It doesn’t really matter what I, personally, think of the hijab or any other article of identifying clothing someone wears to signal affiliation. I mean, sure, it’d be nice if every Muslim woman in the world could be perfectly free to remove those veils and scarves if she wanted to do so. But it’s not up to me, nor should it be, and I think it’s wrong to compel someone to dress a certain way if there’s not a good reason to make that demand, like safety. It is not okay to make someone feel unsafe for any reason. It is not okay to make Muslim women especially feel so afraid that they must remove a garment many of them have been indoctrinated to feel is a shield against the world. If they’re going to take it off, let them do it because that’s what they really want to do. Until then, we must not allow ourselves to fall into the same extremism, judgment, and violence that that terrorist fell into in Sydney. If we’re to have any hope of moving forward, it will have to be for the right reasons or it isn’t going to happen.

This siege was awful, and I denounce violence like it in the strongest possible terms. I’m relieved that it’s over and mourn the lives lost. With that in mind, I want to say that I’m feeling a new sort of hope that the aftermath of the siege has been something this affirming and loving. I almost wish there were an afterlife, so the terrorist involved in this attack could see it from wherever he would be.

Yeah, #illridewithyou.

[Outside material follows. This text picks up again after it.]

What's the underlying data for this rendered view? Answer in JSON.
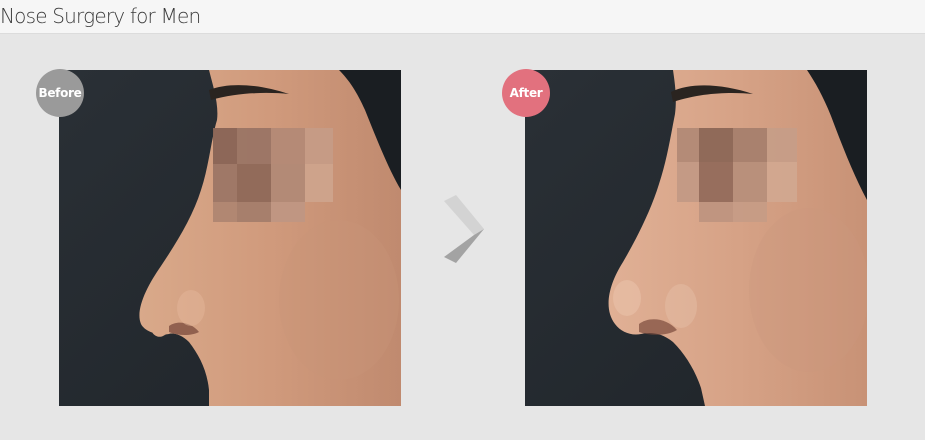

ROLL TO DISBELIEVE "Captain Cassidy" is Cassidy McGillicuddy, a Gen Xer and ex-Pentecostal. (The title is metaphorical.) She writes about the intersection of psychology, belief, popular culture, science,...